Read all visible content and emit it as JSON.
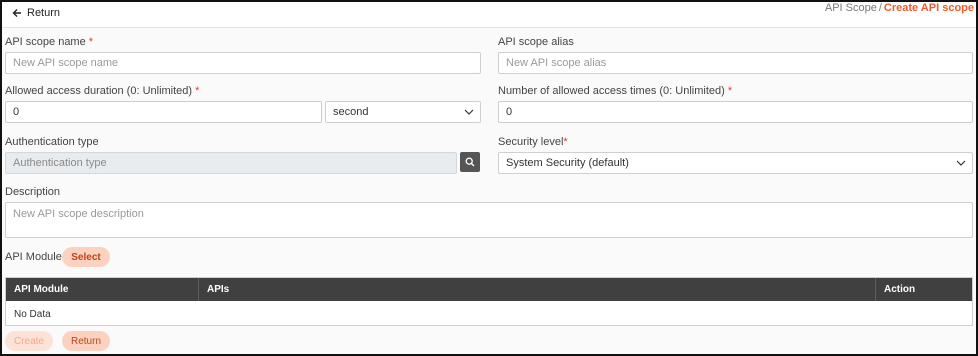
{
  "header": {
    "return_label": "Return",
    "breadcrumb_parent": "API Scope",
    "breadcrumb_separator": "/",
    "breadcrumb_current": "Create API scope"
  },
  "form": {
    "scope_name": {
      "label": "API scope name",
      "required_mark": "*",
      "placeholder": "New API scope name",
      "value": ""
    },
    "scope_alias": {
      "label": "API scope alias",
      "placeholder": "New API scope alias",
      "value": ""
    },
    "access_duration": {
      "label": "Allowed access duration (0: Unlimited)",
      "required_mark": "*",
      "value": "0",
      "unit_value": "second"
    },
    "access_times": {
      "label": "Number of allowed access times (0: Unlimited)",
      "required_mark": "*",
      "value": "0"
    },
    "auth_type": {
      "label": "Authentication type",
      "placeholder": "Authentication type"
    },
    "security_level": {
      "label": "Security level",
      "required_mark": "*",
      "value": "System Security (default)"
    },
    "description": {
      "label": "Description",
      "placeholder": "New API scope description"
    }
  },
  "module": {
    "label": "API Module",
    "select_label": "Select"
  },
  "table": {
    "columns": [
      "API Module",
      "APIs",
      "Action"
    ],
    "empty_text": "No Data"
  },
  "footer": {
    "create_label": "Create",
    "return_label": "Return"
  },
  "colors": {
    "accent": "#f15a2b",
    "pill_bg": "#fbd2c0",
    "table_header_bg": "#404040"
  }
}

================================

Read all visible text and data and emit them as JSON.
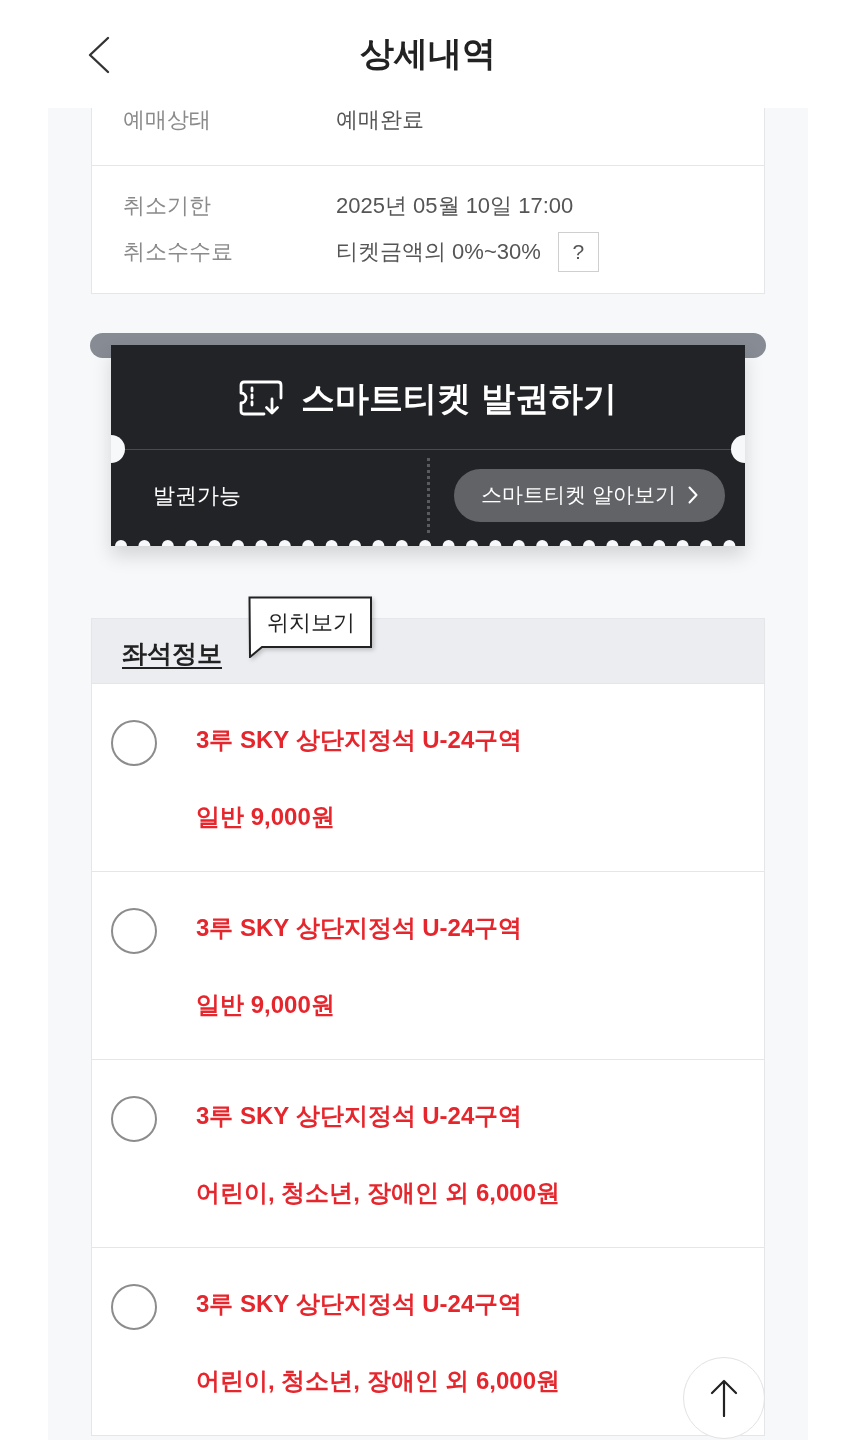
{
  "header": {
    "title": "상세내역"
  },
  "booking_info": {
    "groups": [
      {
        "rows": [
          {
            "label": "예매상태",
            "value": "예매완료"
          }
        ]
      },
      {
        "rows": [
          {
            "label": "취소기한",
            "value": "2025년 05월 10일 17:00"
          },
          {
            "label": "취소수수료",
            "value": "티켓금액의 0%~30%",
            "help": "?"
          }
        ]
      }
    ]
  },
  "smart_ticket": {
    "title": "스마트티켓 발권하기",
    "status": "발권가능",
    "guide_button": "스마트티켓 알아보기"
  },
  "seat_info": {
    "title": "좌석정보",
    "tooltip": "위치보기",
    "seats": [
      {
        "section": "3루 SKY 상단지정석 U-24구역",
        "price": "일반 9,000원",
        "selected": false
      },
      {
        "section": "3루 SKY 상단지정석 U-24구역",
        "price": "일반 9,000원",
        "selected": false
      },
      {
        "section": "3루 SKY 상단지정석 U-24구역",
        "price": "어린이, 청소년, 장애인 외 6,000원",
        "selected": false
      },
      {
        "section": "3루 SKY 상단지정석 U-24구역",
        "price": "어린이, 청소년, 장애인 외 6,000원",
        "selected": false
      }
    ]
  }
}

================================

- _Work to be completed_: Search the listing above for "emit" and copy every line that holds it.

- _Task output_:
Read all visible content and emit it as JSON.
Read all visible text and data and emit them as JSON.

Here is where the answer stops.